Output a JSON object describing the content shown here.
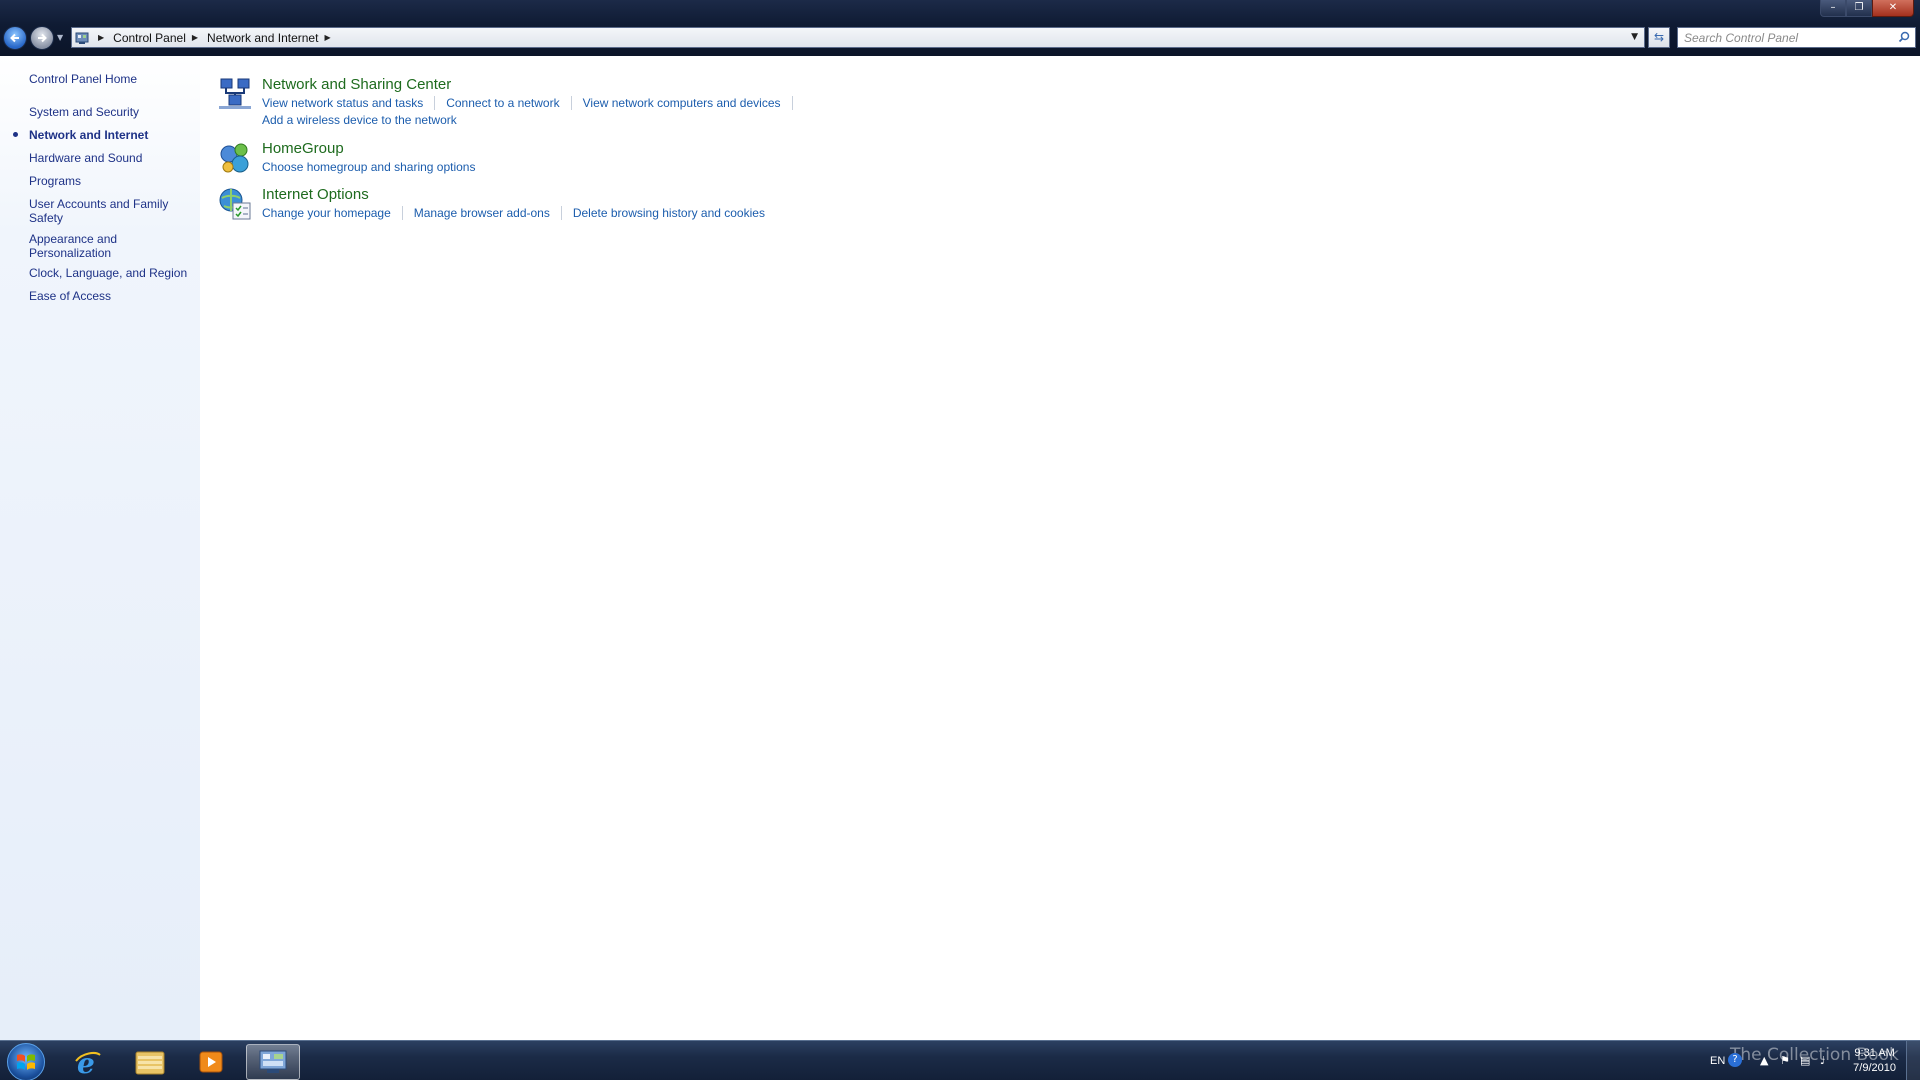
{
  "window": {
    "minimize_icon": "minimize-icon",
    "maximize_icon": "maximize-icon",
    "close_icon": "close-icon"
  },
  "address_bar": {
    "breadcrumbs": [
      "Control Panel",
      "Network and Internet"
    ],
    "search_placeholder": "Search Control Panel"
  },
  "sidebar": {
    "items": [
      {
        "label": "Control Panel Home"
      },
      {
        "label": "System and Security"
      },
      {
        "label": "Network and Internet",
        "active": true
      },
      {
        "label": "Hardware and Sound"
      },
      {
        "label": "Programs"
      },
      {
        "label": "User Accounts and Family Safety"
      },
      {
        "label": "Appearance and Personalization"
      },
      {
        "label": "Clock, Language, and Region"
      },
      {
        "label": "Ease of Access"
      }
    ]
  },
  "categories": [
    {
      "title": "Network and Sharing Center",
      "icon": "network-sharing-icon",
      "links": [
        "View network status and tasks",
        "Connect to a network",
        "View network computers and devices"
      ],
      "links2": [
        "Add a wireless device to the network"
      ]
    },
    {
      "title": "HomeGroup",
      "icon": "homegroup-icon",
      "links": [
        "Choose homegroup and sharing options"
      ]
    },
    {
      "title": "Internet Options",
      "icon": "internet-options-icon",
      "links": [
        "Change your homepage",
        "Manage browser add-ons",
        "Delete browsing history and cookies"
      ]
    }
  ],
  "taskbar": {
    "apps": [
      "internet-explorer-icon",
      "windows-explorer-icon",
      "media-player-icon",
      "control-panel-icon"
    ],
    "tray": {
      "language": "EN",
      "time": "9:31 AM",
      "date": "7/9/2010"
    },
    "watermark": "The Collection Book"
  },
  "colors": {
    "link": "#1c5dad",
    "category_title": "#1e6b1e",
    "sidebar_text": "#1e3287"
  }
}
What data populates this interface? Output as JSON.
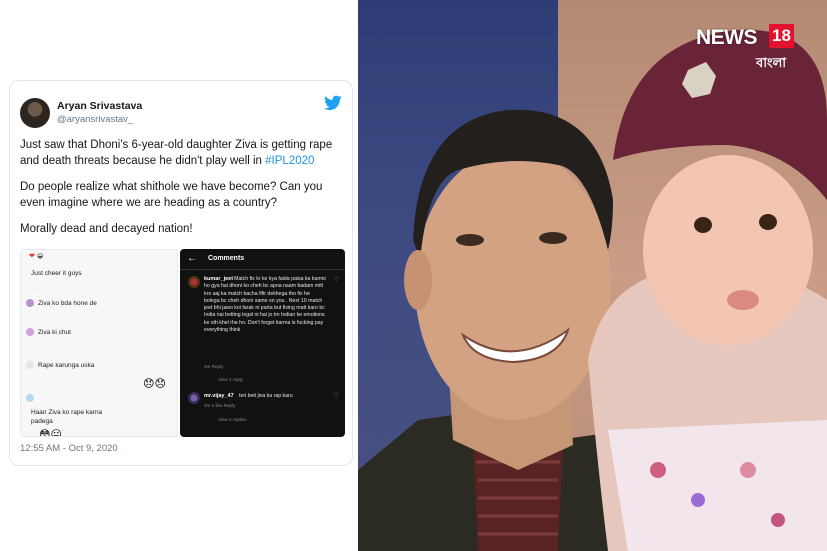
{
  "tweet": {
    "user_name": "Aryan Srivastava",
    "user_handle": "@aryansrivastav_",
    "text_line1_before": "Just saw that Dhoni's 6-year-old daughter Ziva is getting rape and death threats because he didn't play well in ",
    "hashtag": "#IPL2020",
    "text_line2": "Do people realize what shithole we have become? Can you even imagine where we are heading as a country?",
    "text_line3": "Morally dead and decayed nation!",
    "timestamp": "12:55 AM - Oct 9, 2020"
  },
  "light_comments": [
    {
      "text": "Just cheer it guys"
    },
    {
      "text": "Ziva ko bda hone de"
    },
    {
      "text": "Ziva ki chut"
    },
    {
      "text": "Rape karunga uska"
    },
    {
      "text": "Haan Ziva ko rape karna padega"
    }
  ],
  "dark_screenshot": {
    "title": "Comments",
    "comment1_user": "kumar_jeet",
    "comment1_text": "Match fix kr ke kya faida paisa ka kamni ho gya hai dhoni ko cheh bc apna naam badam mitt kro aaj ka match bacha fifir dekhega tho fix he bolega bc cheh dhoni same on you . Next 10 match jeet bhi jawo koi farak ni parta but fixing matt karo bc India nai betting legal ni hai jo tm Indian ke emotions ke sth khel rhe ho. Don't forget karma is fucking pay everything think",
    "comment1_meta": "2m   Reply",
    "comment1_replies": "View 1 reply",
    "comment2_user": "mr.vijay_47",
    "comment2_text": "teri beti jiva ka rap karu",
    "comment2_meta": "2m   1 like   Reply",
    "comment2_replies": "View 2 replies"
  },
  "watermark": {
    "brand": "NEWS",
    "number": "18",
    "sub": "বাংলা"
  },
  "colors": {
    "twitter_blue": "#1da1f2",
    "hashtag": "#1b95e0",
    "brand_red": "#e3122f"
  }
}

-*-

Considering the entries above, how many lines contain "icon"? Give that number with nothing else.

• **Response below**
10